The assistant concertmaster–acting as concertmaster for this performance–name is Rina and she comes in and introduces herself. She speaks fluent English after having been trained in New York at Juilliard and spent many a summer at the Aspen Music Festival. Rina is also good friends with Michelle Kim, an assistant concertmaster of the New York Philharmonic and a soloist with us next season. She asks a few questions about Prokofiev, then also about the size of the string section for the Brahms Violin Concerto on the program. For this concert they are carrying 14, 12, 10, 10, 6, which we reduce by one stand for the concerto. Today and tomorrow though, we will only work on the Prokofiev Symphony No. 5. Inho has read through the piece with them on the previous Friday, so they at least have a sense how the piece goes. The orchestra tunes (before the 10 AM downbeat) and at 10 I am introduced and off we go into the first movement. Having never heard or conducted this ensemble, my plan is to read the first movement then go back and rehearse.

The rehearsal room is spacious and the orchestra seems quite comfortable with the place. Curtains line the walls as the size of the winds and percussion will create some decibel levels that could be dangerous. The layout of the orchestra is different from what I am use to with the woodwinds directly in front of me and the brass in a line behind them. The horns are stacked on the risers next to the woodwinds on stage right and the percussion further off to the same side. The strings are configured in a standard way save the violas to the outside and cellos between them and second violins.

Well, Choi was right. The orchestra is fabulous. They are VERY attentive and even with my speaking to them in English, they only need to be told most things once before they make an adjustment. They follow like a dream and the ebb and flow of the first movement is already something they seem to understand. They also have a true sense of their own sound and play to that level. Technically they are solid and even the most intricate of rhythms (of which Prokofiev writes many) are clear to hear. We work for an hour or so, then take a break of 15 minutes. Then we launch into the scherzo which is equally at a “tweakable” level as opposed to needing “woodshedding.” We accomplish most of what I’m looking for and they are released a few minutes early–they certainly earned it!

The humidity is doing its customary number on my shirt and hair and by the end I have that wilted look that such an environment leaves me at the end of a rehearsal. I ask Rina if I’m the only conductor who sweats so much and she say certainly not, they all do. (Nonetheless, I don’t see the orchestra perspiring.) Inho takes pity on me and brings a towel, some water, and a fan into the conductor’s lounge which helps. After rehearsal we gather up the general manager, Inho, Choi, Leslie, Rina, Ms. Baek, the publicity person for the orchestra and another fluent English speaker, and head to lunch. This is another traditional Korean meal with many dishes and soup hitting the table.

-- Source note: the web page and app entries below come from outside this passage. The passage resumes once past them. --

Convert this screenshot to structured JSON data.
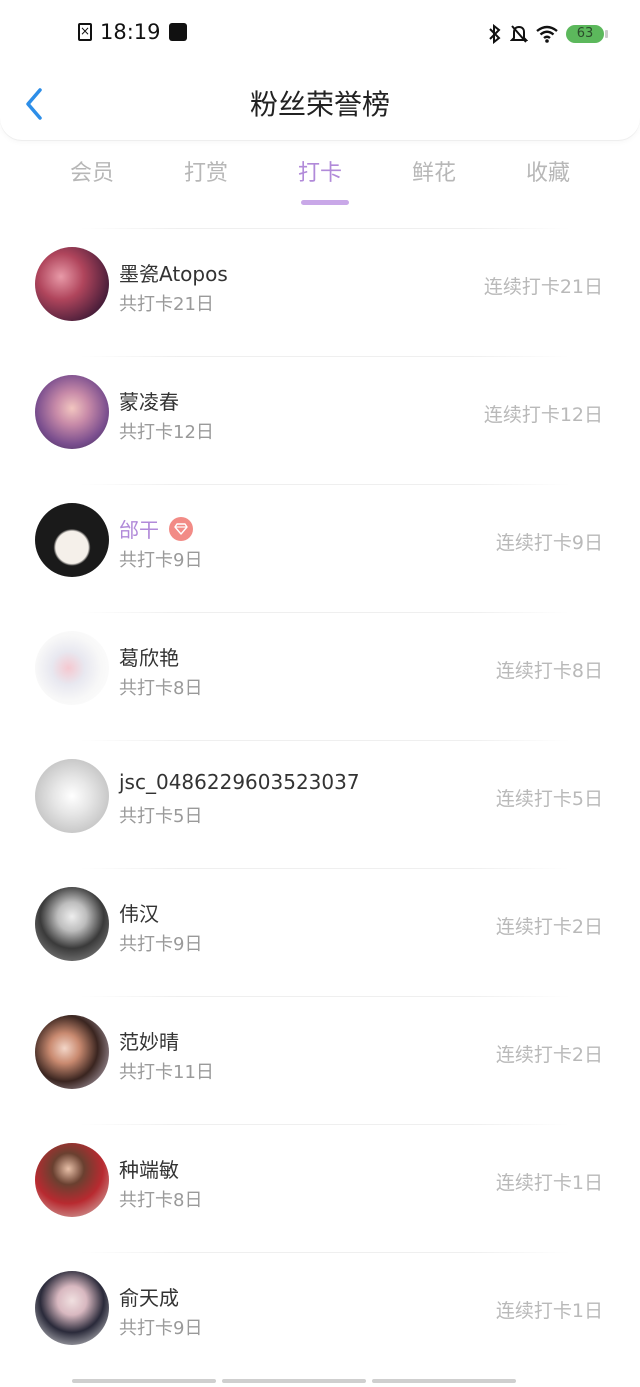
{
  "status_bar": {
    "time": "18:19",
    "battery": "63"
  },
  "header": {
    "title": "粉丝荣誉榜"
  },
  "tabs": [
    {
      "label": "会员",
      "active": false
    },
    {
      "label": "打赏",
      "active": false
    },
    {
      "label": "打卡",
      "active": true
    },
    {
      "label": "鲜花",
      "active": false
    },
    {
      "label": "收藏",
      "active": false
    }
  ],
  "colors": {
    "accent": "#b18ad9",
    "back_arrow": "#2d8ee8",
    "vip_badge": "#f28b86"
  },
  "fans": [
    {
      "name": "墨瓷Atopos",
      "total": "共打卡21日",
      "streak": "连续打卡21日",
      "vip": false
    },
    {
      "name": "蒙凌春",
      "total": "共打卡12日",
      "streak": "连续打卡12日",
      "vip": false
    },
    {
      "name": "邰干",
      "total": "共打卡9日",
      "streak": "连续打卡9日",
      "vip": true
    },
    {
      "name": "葛欣艳",
      "total": "共打卡8日",
      "streak": "连续打卡8日",
      "vip": false
    },
    {
      "name": "jsc_0486229603523037",
      "total": "共打卡5日",
      "streak": "连续打卡5日",
      "vip": false
    },
    {
      "name": "伟汉",
      "total": "共打卡9日",
      "streak": "连续打卡2日",
      "vip": false
    },
    {
      "name": "范妙晴",
      "total": "共打卡11日",
      "streak": "连续打卡2日",
      "vip": false
    },
    {
      "name": "种端敏",
      "total": "共打卡8日",
      "streak": "连续打卡1日",
      "vip": false
    },
    {
      "name": "俞天成",
      "total": "共打卡9日",
      "streak": "连续打卡1日",
      "vip": false
    }
  ]
}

The conversation is lively and fun. Leslie discovers that the GM is also a composer, Rina talks about her time in the U.S., Inho tells us some of the pieces he’s conducted this season (including Strauss Alpine Symphony!), and Ms. Baek gives her own background which is not in music, but in literature.

As lunch concludes we are taken back to the hotel. Before departing, Choi and Inho help us find a restaurant nearby to have dinner. They walk us down to the next block and we are set up with a BBQ Pork dinner with the owner at 7 PM. We head back to our room and I decide it is time for a work out around the lake before cleaning up and going for dinner. The meal is delicious and though we are struggling to pronounce and Korean, the owner takes good care us.

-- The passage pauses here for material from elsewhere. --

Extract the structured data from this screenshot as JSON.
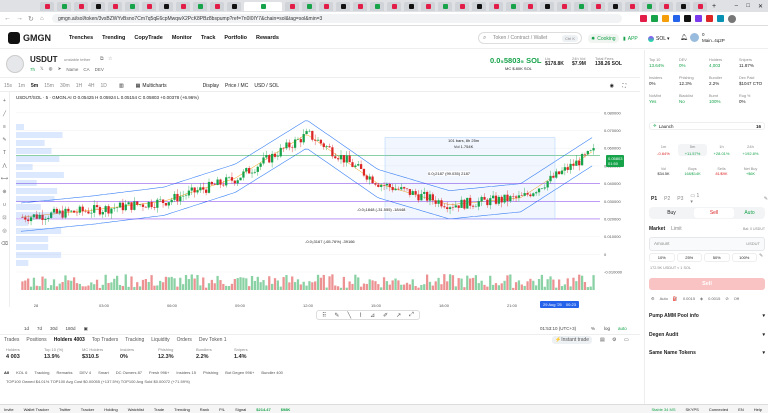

It has been a good day and I’m now quite excited for the rest of the week.